Word came last Friday that an old friend had passed. Years ago Marilyn had left Martha’s Vineyard, where I live, to return to her native Canada. She was a phone person; I’m not. I’m an email person; she wasn’t. Communication between us was sporadic, but we did manage to touch base at least once a year.
Marilyn was a retired teacher, and if anyone ever had a richer, more adventurous retirement I can hardly imagine it. She was a master of the fiber arts, spinning and weaving. She loathed Canadian winters and would usually spend the winter months in a warmer place, often in Central or South America, or in Goa, on the west coast of India. She’d come back with fabric ideas and stories about the people she met.
Marilyn was multi-talented. Along with spinning and weaving, she wrote wonderfully, sang in the same chorus I did, and made the world’s best chocolate chip cookies. She also had a genius for bringing together people who wouldn’t have connected otherwise. I was lucky enough to be one of them. She roped me into a group of women who gathered, usually in Marilyn’s kitchen but occasionally elsewhere, to write and share our writing.
A fire might be burning in the fireplace. Coffee was ready on the counter, a plate of chocolate cookies on the table, and not infrequently we’d have a nip of Black Bush on the side. My half-malamute dog Rhodry sometimes came along. Once when he was a puppy I forgot to keep an eye on him while we were writing. A thump from the living room brought us all out of our seats: little Rhodry had managed to get himself tangled up in one of Marilyn’s looms. I almost panicked, but Marilyn didn’t: she methodically disentangled the puppy from the precious weaving. Nothing was damaged. Then she insisted on recreating the scene so we could get a picture.
I’m an editor by trade and a writer by avocation, but I was hooked on computers by then. I typed on a keyboard and my words appeared on a screen. In Marilyn’s kitchen we wrote in longhand, in pen or pencil on yellow pads of paper. One of us would choose a word or a key phrase, set the timer for 10 or 15 or 20 minutes, and say “Go.” And we’d write write write till the timer went off.
Then we’d read what we’d written aloud to each other. No one had to read what she’d written, but we nearly always did. And what we wrote was amazing, sometimes startling, often beautiful or wry or laugh-out-loud funny, and sometimes all of it at once.
No one was more amazed than I. I’d fallen into the common writerly trap of thinking that writing was synonymous with suffering and angst, and especially that it was inevitably solitary. In Marilyn’s kitchen I learned otherwise. I learned that if I let myself go, I could cover two pages with words in 15 minutes or less, and that there would always be images and insights and whole anecdotes that I could then build on.
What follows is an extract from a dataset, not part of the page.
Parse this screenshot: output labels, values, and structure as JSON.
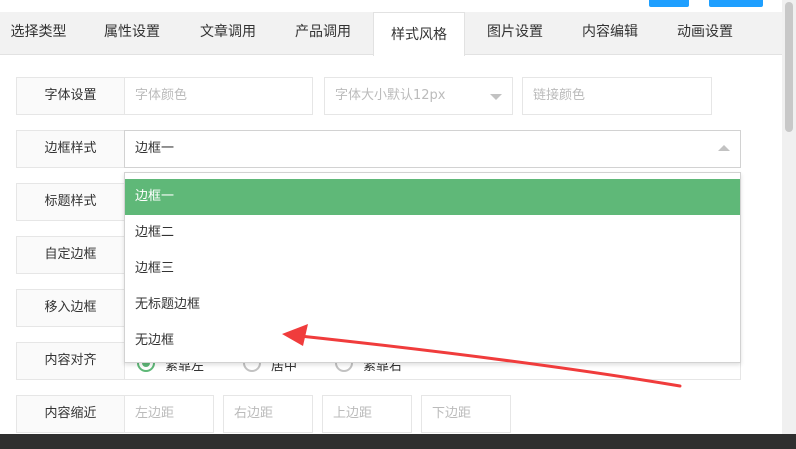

While working on my first novel somewhat later, I discovered that the surefire cure for writer’s block was to take pen and paper in hand and leave the computer behind. Later still, with first novel mostly done and me sinking into the writer’s equivalent of postpartum depression, I did Julia Cameron’s Artist’s Way workbook from beginning to end. Morning pages reminded me of the power of writing in longhand, and I’ve been doing most of my first-drafting that way ever since.
But the revelation first came in Marilyn’s kitchen, and another one too: that writing doesn’t always have to be a solitary struggle. Writing together can be exhilarating, and a reminder of what richness can pour from the pens of those who don’t consider themselves writers.